PUBLIC protector Thuli Madonsela and embattled Independent Electoral Commission (IEC) boss Pansy Tlakula could be summoned to a special parliamentary committee that has been established to consider the Madonsela's findings against Tlakula.
Parliament has adopted a resolution that allows it to constitute a multiparty ad hoc committee to decide what action should be taken against Tlakula. Also, the committee has the authority to subpoena.
In an investigative report last month, Madonsela found Tlakula guilty of improper conduct and maladministration for her role in the IEC's procurement of its Riverside office building in Centurion from a company belonging to ANC MP Thaba Mufamadi.
Tlakula had an undeclared business relationship with Mufamadi, Madonsela found.
Tlakula denied any wrongdoing. Madonsela has recommended that parliament take action against Tlakula because of her unique position as head of a Chapter 9 institution.

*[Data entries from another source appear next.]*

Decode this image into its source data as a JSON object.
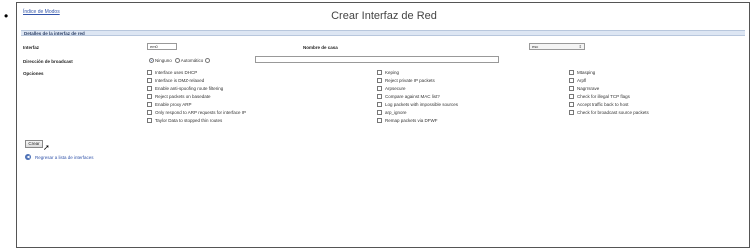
{
  "bullet": "•",
  "header": {
    "help_link": "Índice de Modos",
    "title": "Crear Interfaz de Red"
  },
  "section": {
    "title": "Detalles de la interfaz de red"
  },
  "form": {
    "interface_label": "Interfaz",
    "interface_value": "em0",
    "name_label": "Nombre de casa",
    "select_value": "esc",
    "broadcast_label": "Dirección de broadcast",
    "radio_none_label": "Ninguno",
    "radio_auto_label": "Automático",
    "options_label": "Opciones",
    "options": [
      [
        "Interface uses DHCP",
        "Interface is DMZ-relaxed",
        "Enable anti-spoofing route filtering",
        "Reject packets on basedate",
        "Enable proxy ARP",
        "Only respond to ARP requests for interface IP",
        "Taylor Data to stopped thin routes"
      ],
      [
        "Keping",
        "Reject private IP packets",
        "Arpsecure",
        "Compare against MAC list?",
        "Log packets with impossible sources",
        "arp_ignore",
        "Remap packets via DFWF"
      ],
      [
        "Mtasping",
        "Arpfl",
        "Nagrrsrave",
        "Check for illegal TCP flags",
        "Accept traffic back to host",
        "Check for broadcast source packets"
      ]
    ]
  },
  "actions": {
    "create_label": "Crear",
    "back_label": "Regresar a lista de interfaces"
  }
}
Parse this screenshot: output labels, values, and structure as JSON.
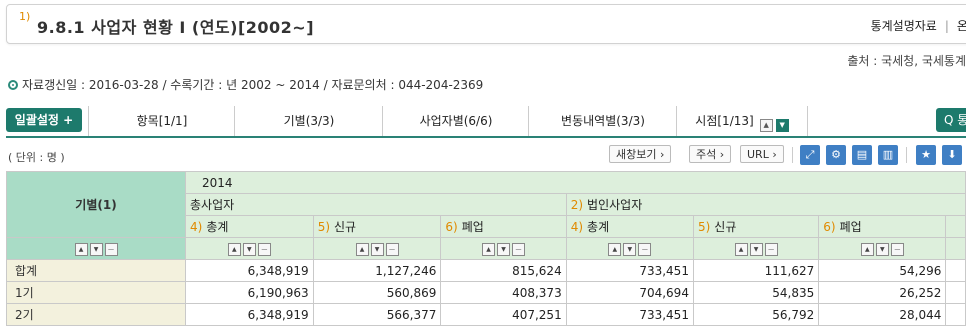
{
  "header": {
    "superscript": "1)",
    "title": "9.8.1 사업자 현황 I (연도)[2002~]",
    "link_stats_desc": "통계설명자료",
    "link_online": "온라인"
  },
  "source": "출처 : 국세청, 국세통계",
  "info": {
    "updated_label": "자료갱신일 : ",
    "updated": "2016-03-28",
    "period_label": "수록기간 : ",
    "period": "년 2002 ~ 2014",
    "contact_label": "자료문의처 : ",
    "contact": "044-204-2369"
  },
  "tabs": {
    "batch_label": "일괄설정 +",
    "items": [
      "항목[1/1]",
      "기별(3/3)",
      "사업자별(6/6)",
      "변동내역별(3/3)",
      "시점[1/13]"
    ],
    "search_label": "Q 통"
  },
  "unit": "( 단위 : 명 )",
  "toolbar": {
    "new_window": "새창보기 ›",
    "annotation": "주석 ›",
    "url": "URL ›"
  },
  "table": {
    "row_header_title": "기별(1)",
    "year": "2014",
    "group1": {
      "num": "",
      "label": "총사업자"
    },
    "group2": {
      "num": "2)",
      "label": "법인사업자"
    },
    "columns": [
      {
        "num": "4)",
        "label": "총계"
      },
      {
        "num": "5)",
        "label": "신규"
      },
      {
        "num": "6)",
        "label": "폐업"
      },
      {
        "num": "4)",
        "label": "총계"
      },
      {
        "num": "5)",
        "label": "신규"
      },
      {
        "num": "6)",
        "label": "폐업"
      }
    ],
    "rows": [
      {
        "label": "합계",
        "values": [
          "6,348,919",
          "1,127,246",
          "815,624",
          "733,451",
          "111,627",
          "54,296"
        ]
      },
      {
        "label": "1기",
        "values": [
          "6,190,963",
          "560,869",
          "408,373",
          "704,694",
          "54,835",
          "26,252"
        ]
      },
      {
        "label": "2기",
        "values": [
          "6,348,919",
          "566,377",
          "407,251",
          "733,451",
          "56,792",
          "28,044"
        ]
      }
    ]
  }
}
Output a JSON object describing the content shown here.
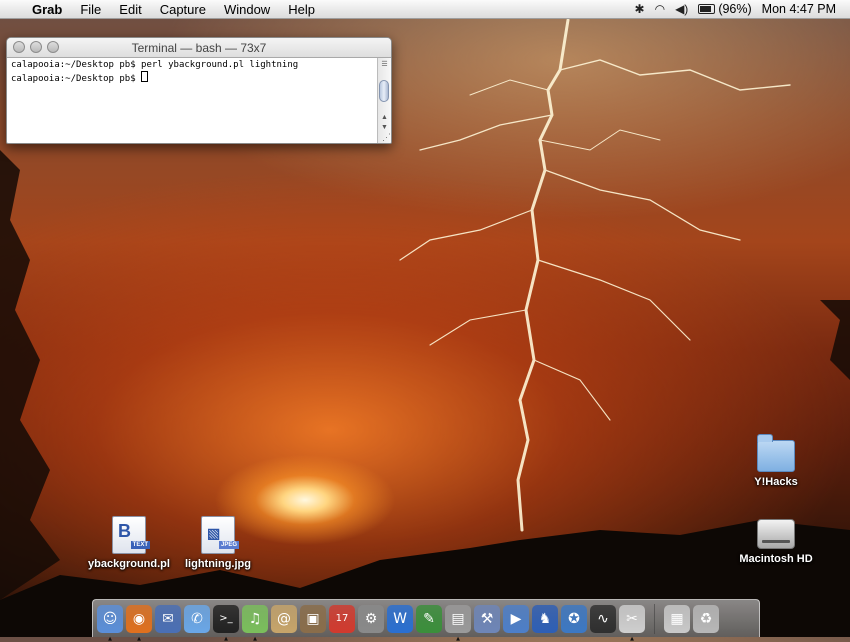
{
  "menubar": {
    "app_name": "Grab",
    "items": [
      "File",
      "Edit",
      "Capture",
      "Window",
      "Help"
    ],
    "battery_text": "(96%)",
    "clock": "Mon 4:47 PM"
  },
  "terminal": {
    "title": "Terminal — bash — 73x7",
    "lines": [
      "calapooia:~/Desktop pb$ perl ybackground.pl lightning",
      "calapooia:~/Desktop pb$ "
    ]
  },
  "desktop_icons": [
    {
      "label": "ybackground.pl",
      "icon": "perl-document-icon",
      "badge": "TEXT"
    },
    {
      "label": "lightning.jpg",
      "icon": "jpeg-document-icon",
      "badge": "JPEG"
    },
    {
      "label": "Y!Hacks",
      "icon": "folder-icon"
    },
    {
      "label": "Macintosh HD",
      "icon": "hard-drive-icon"
    }
  ],
  "dock": {
    "items": [
      {
        "name": "finder-icon",
        "glyph": "☺",
        "color": "#5b8fd9",
        "running": true
      },
      {
        "name": "firefox-icon",
        "glyph": "◉",
        "color": "#e0701e",
        "running": true
      },
      {
        "name": "thunderbird-icon",
        "glyph": "✉",
        "color": "#4a6fb5",
        "running": false
      },
      {
        "name": "ichat-icon",
        "glyph": "✆",
        "color": "#6aa7e8",
        "running": false
      },
      {
        "name": "terminal-icon",
        "glyph": ">_",
        "color": "#222222",
        "running": true
      },
      {
        "name": "itunes-icon",
        "glyph": "♫",
        "color": "#7bbf5c",
        "running": true
      },
      {
        "name": "address-book-icon",
        "glyph": "@",
        "color": "#c7a56a",
        "running": false
      },
      {
        "name": "iphoto-icon",
        "glyph": "▣",
        "color": "#8a6d4a",
        "running": false
      },
      {
        "name": "ical-icon",
        "glyph": "17",
        "color": "#d23a2e",
        "running": false
      },
      {
        "name": "system-preferences-icon",
        "glyph": "⚙",
        "color": "#8a8a8a",
        "running": false
      },
      {
        "name": "word-icon",
        "glyph": "W",
        "color": "#2a6fd1",
        "running": false
      },
      {
        "name": "script-editor-icon",
        "glyph": "✎",
        "color": "#3b8f3b",
        "running": false
      },
      {
        "name": "preview-icon",
        "glyph": "▤",
        "color": "#9a9a9a",
        "running": true
      },
      {
        "name": "xcode-icon",
        "glyph": "⚒",
        "color": "#6e86b8",
        "running": false
      },
      {
        "name": "mplayer-icon",
        "glyph": "▶",
        "color": "#4d7fc9",
        "running": false
      },
      {
        "name": "cyberduck-icon",
        "glyph": "♞",
        "color": "#2e5fb6",
        "running": false
      },
      {
        "name": "fugu-icon",
        "glyph": "✪",
        "color": "#3c78c4",
        "running": false
      },
      {
        "name": "activity-monitor-icon",
        "glyph": "∿",
        "color": "#2f2f2f",
        "running": false
      },
      {
        "name": "grab-icon",
        "glyph": "✂",
        "color": "#cfcfcf",
        "running": true
      }
    ],
    "right_items": [
      {
        "name": "documents-stack-icon",
        "glyph": "▦",
        "color": "#c9c9c9"
      },
      {
        "name": "trash-icon",
        "glyph": "♻",
        "color": "#b8b8b8"
      }
    ]
  }
}
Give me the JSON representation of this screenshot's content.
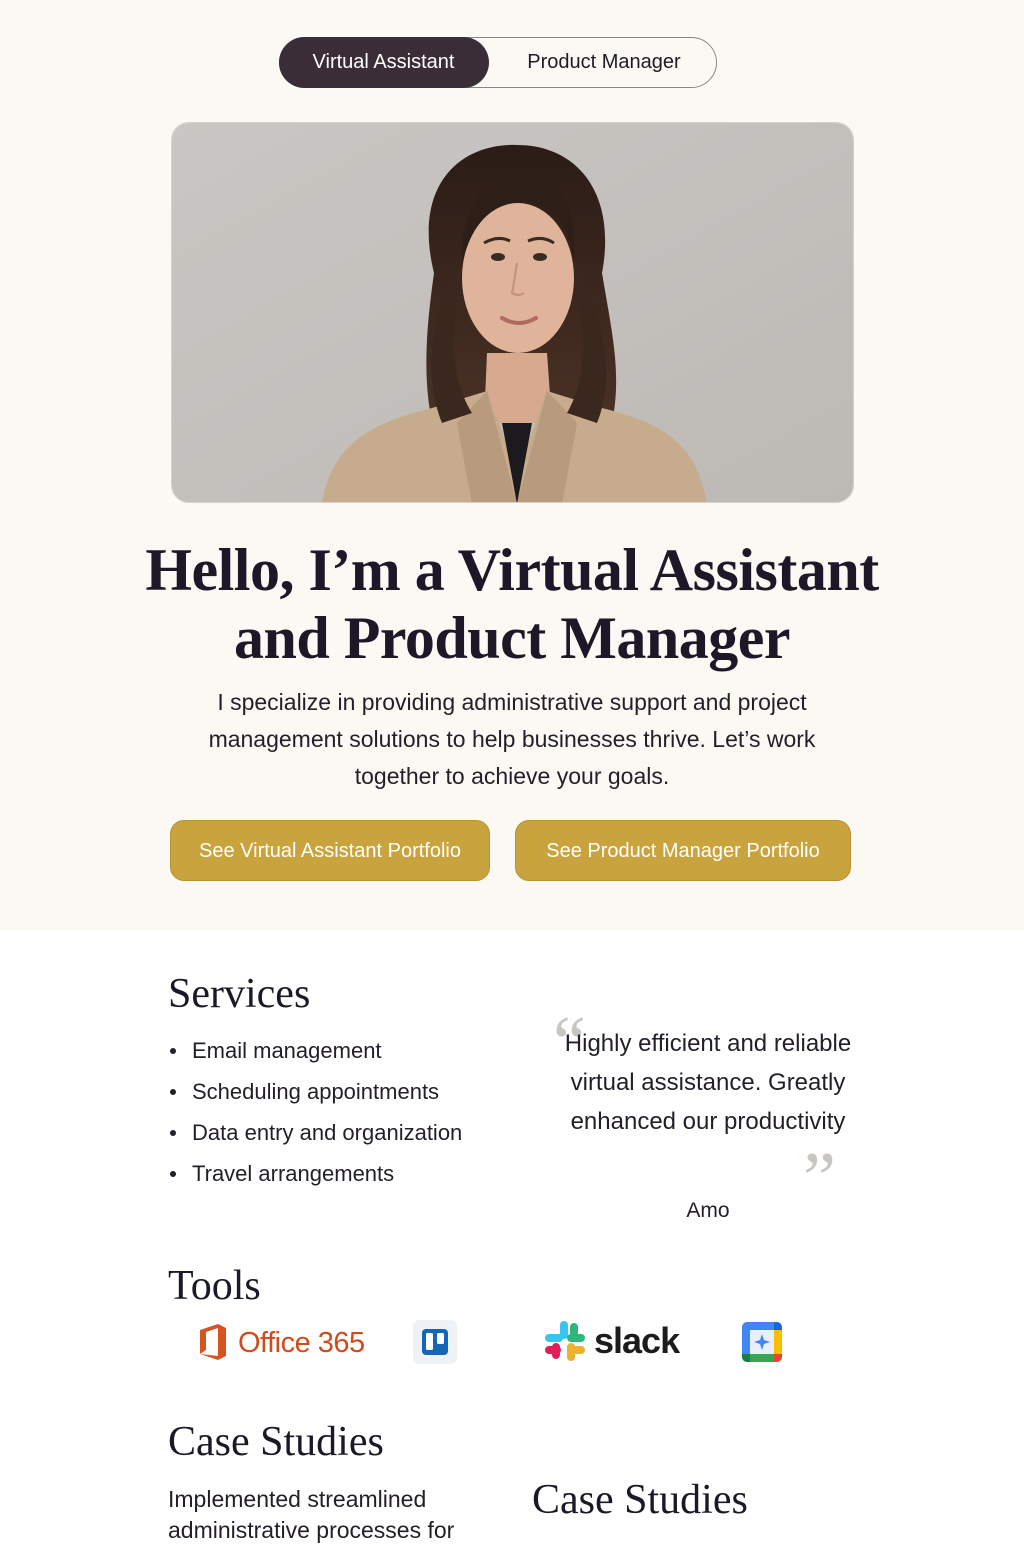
{
  "roles": {
    "active": "Virtual Assistant",
    "inactive": "Product Manager"
  },
  "hero": {
    "title": "Hello, I’m a Virtual Assistant and Product Manager",
    "intro": "I specialize in providing administrative support and project management solutions to help businesses thrive. Let’s work together to achieve your goals.",
    "cta_va": "See Virtual Assistant Portfolio",
    "cta_pm": "See Product Manager Portfolio"
  },
  "services": {
    "title": "Services",
    "items": [
      "Email management",
      "Scheduling appointments",
      "Data entry and organization",
      "Travel arrangements"
    ]
  },
  "testimonial": {
    "text": "Highly efficient and reliable virtual assistance. Greatly enhanced our productivity",
    "author": "Amo"
  },
  "tools": {
    "title": "Tools",
    "office_label": "Office 365",
    "slack_label": "slack",
    "icons": [
      "office-365-logo",
      "trello-logo",
      "slack-logo",
      "google-calendar-logo"
    ]
  },
  "case_studies": {
    "title": "Case Studies",
    "title_2": "Case Studies",
    "text": "Implemented streamlined adminis­trative processes for"
  },
  "colors": {
    "background": "#fbf9f4",
    "toggle_active": "#3a2d37",
    "cta": "#c9a33d",
    "heading": "#1d1827"
  }
}
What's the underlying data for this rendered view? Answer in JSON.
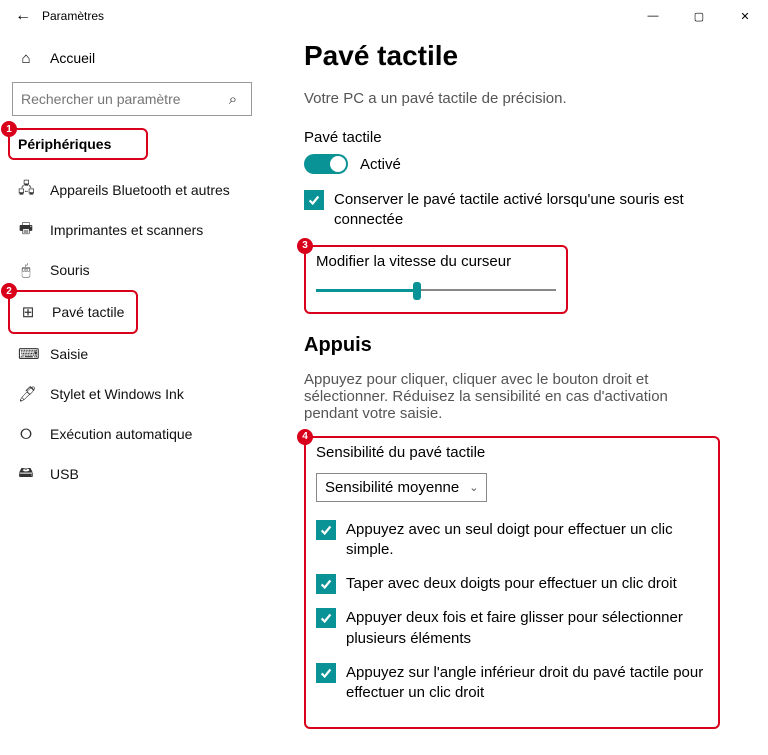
{
  "window": {
    "title": "Paramètres"
  },
  "sidebar": {
    "home": "Accueil",
    "search_placeholder": "Rechercher un paramètre",
    "section": "Périphériques",
    "items": [
      {
        "icon": "🖧",
        "label": "Appareils Bluetooth et autres"
      },
      {
        "icon": "🖶",
        "label": "Imprimantes et scanners"
      },
      {
        "icon": "🖱",
        "label": "Souris"
      },
      {
        "icon": "⊞",
        "label": "Pavé tactile"
      },
      {
        "icon": "⌨",
        "label": "Saisie"
      },
      {
        "icon": "🖊",
        "label": "Stylet et Windows Ink"
      },
      {
        "icon": "⭘",
        "label": "Exécution automatique"
      },
      {
        "icon": "🖴",
        "label": "USB"
      }
    ]
  },
  "main": {
    "title": "Pavé tactile",
    "precision_text": "Votre PC a un pavé tactile de précision.",
    "touchpad_label": "Pavé tactile",
    "toggle_state": "Activé",
    "keep_active_label": "Conserver le pavé tactile activé lorsqu'une souris est connectée",
    "cursor_speed_label": "Modifier la vitesse du curseur",
    "cursor_speed_value": 42,
    "taps_heading": "Appuis",
    "taps_desc": "Appuyez pour cliquer, cliquer avec le bouton droit et sélectionner. Réduisez la sensibilité en cas d'activation pendant votre saisie.",
    "sensitivity_label": "Sensibilité du pavé tactile",
    "sensitivity_value": "Sensibilité moyenne",
    "checks": [
      "Appuyez avec un seul doigt pour effectuer un clic simple.",
      "Taper avec deux doigts pour effectuer un clic droit",
      "Appuyer deux fois et faire glisser pour sélectionner plusieurs éléments",
      "Appuyez sur l'angle inférieur droit du pavé tactile pour effectuer un clic droit"
    ]
  },
  "callouts": {
    "c1": "1",
    "c2": "2",
    "c3": "3",
    "c4": "4"
  }
}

ANC chief whip Stone Sizani yesterday said the ad hoc committee had been given permission to exercise its powers, in terms of Rule 138 of the National Assembly, which would allow it to take steps it deemed necessary to fulfil its mandate, including summoning any person to give evidence before it.
Sizani could not confirm nor deny whether Madonsela and Tlakula would be called before the committee.
"It depends on them [ad hoc committee members]; they will sit and consider the issues."
Senior ANC MP Luwellyn Landers was elected chairman of the ad hoc committee.
Landers is also the chairman of the justice portfolio committee, which has had two public spats with Madonsela this year.
Sizani insisted this would not compromise Landers's impartiality, saying: "I know for a fact that honourable Landers is a very fair and loyal MP.
"All our members deployed in this committee are under strict instructions to be fair, and there is no way you can expect ... Landers to prejudge ..."
Other senior ANC MPs deployed to the committee include former deputy justice minister Johnny de Lange, public service committee chairwoman Joyce Moloi-Moropa, Maggie Maunye, Advocate Andre Guam, Lindelwa Dunjwa and Buti Manamela.
Meanwhile, deputy auditor-general Kimi Makwetu has been endorsed "as the most suitable" candidate to replace Terence Nombembe.
Nombembe's non-renewable seven-year contract expires at the end of November.
Makwetu, a chartered accountant who joined the A-G's office in 2007, defeated MTN executive Lily Zondo following a selection process during which four other candidates were interviewed.
Parliament's recommendation to appoint Makwetu will be sent to the president.